Matthew 5:23-26 says, "Therefore if you are offering your gift at the altar and there you remember that your brother has something against you, leave your gift there before the altar, and first go and be reconciled to your brother, and then come and offer your gift. Be well disposed quickly toward your opponent at law, while you are with him on the way, lest the opponent deliver you to the judge, and the judge to the officer, and you be thrown into prison. Truly I say to you, You shall by no means come out from there until you pay the last quadrans." The quadrans spoken of here do not refer to just physical quadrans. They refer to the principle of coming up short in something.
The Lord says, "Therefore, if you are offering your gift at the altar and there you remember that your brother has something against you." This specifically refers to disputes among God’s children and among the brothers. If you are offering a gift at the altar, that is, if you are offering something to God, and suddenly remember that your brother has something against you, this remembering is God’s leading. The Holy Spirit often gives you a necessary thought and reminds you of necessary things. When you remember something or are reminded of something, do not put the thought aside and think that it is merely a thought. As soon as you remember something, you should carefully deal with it.
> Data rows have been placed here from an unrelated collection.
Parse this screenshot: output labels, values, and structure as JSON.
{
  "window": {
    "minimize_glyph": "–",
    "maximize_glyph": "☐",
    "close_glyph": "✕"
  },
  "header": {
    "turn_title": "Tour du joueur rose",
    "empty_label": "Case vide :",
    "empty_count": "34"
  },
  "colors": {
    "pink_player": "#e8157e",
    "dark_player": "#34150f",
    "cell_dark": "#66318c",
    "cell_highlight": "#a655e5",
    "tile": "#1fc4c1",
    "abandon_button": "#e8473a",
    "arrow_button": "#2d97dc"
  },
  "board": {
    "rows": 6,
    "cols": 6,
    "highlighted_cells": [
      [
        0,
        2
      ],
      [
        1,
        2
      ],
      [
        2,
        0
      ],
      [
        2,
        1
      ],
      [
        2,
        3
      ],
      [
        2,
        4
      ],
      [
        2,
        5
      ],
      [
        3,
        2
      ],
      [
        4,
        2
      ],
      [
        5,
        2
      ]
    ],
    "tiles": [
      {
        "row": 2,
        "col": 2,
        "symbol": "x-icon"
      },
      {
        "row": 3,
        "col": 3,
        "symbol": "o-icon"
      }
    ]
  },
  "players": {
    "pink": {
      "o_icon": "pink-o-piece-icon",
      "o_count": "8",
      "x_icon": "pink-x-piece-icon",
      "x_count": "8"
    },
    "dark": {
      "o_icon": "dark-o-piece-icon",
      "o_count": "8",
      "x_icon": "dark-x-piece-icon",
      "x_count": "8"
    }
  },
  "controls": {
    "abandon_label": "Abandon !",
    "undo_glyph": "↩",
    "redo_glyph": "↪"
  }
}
If you remember that your brother has something against you, this means you have transgressed against him. Your transgression may or may not be in material things. Perhaps you have offended him by acting unrighteously towards him. The emphasis is not on material things but on that which sets others against you. A new believer should realize that if he offends a person and does not apologize and ask for forgiveness, he is finished as soon as the offended party mentions his name and sighs before God. Whatever he offers to God will not be accepted. Whatever he prays will be turned down. We should not allow any brother or sister to sigh before God because of us. Once he or she sighs, we are finished before God. If we have done something wrong or if we have offended or hurt someone, the offended party need not accuse us before God. All he has to say before God is, "Oh! So-and-so..." or, for that matter, he just needs to utter an "Oh" and whatever we offer to God will be rejected. All he has to do is sigh a little because of us before God. We must not give any brother or sister the reason or the ground to sigh before God because of us. If we give him or her a reason to sigh, we will lose all our spiritual prospects and all our gifts to God will be annulled.
If you are offering a gift at the altar and remember that your brother has anything against you or has any reason to sigh because of you, do not offer up your gift. If you want to offer to God, "First go and be reconciled to your brother, and then come and offer your gift." God wants the gift, but you must first be reconciled to others. Those who are not reconciled to men will not be able to offer a gift to God. You must "leave your gift there before the altar, and first go and be reconciled to your brother, and then come and offer your gift." Do you see the proper way? You must first go and be reconciled to your brother. What does it mean to be reconciled to one’s brother? It means to remove the brother’s wrath. You may need to either apologize or recompense. However, the point is to satisfy your brother. It is not a matter of adding one-fifth or one-tenth; it is a matter of reconciliation. Reconciliation means satisfying the other’s demand.
(New Believers Series: Confession and Recompense #13, Chapter 1, by Watchman Nee)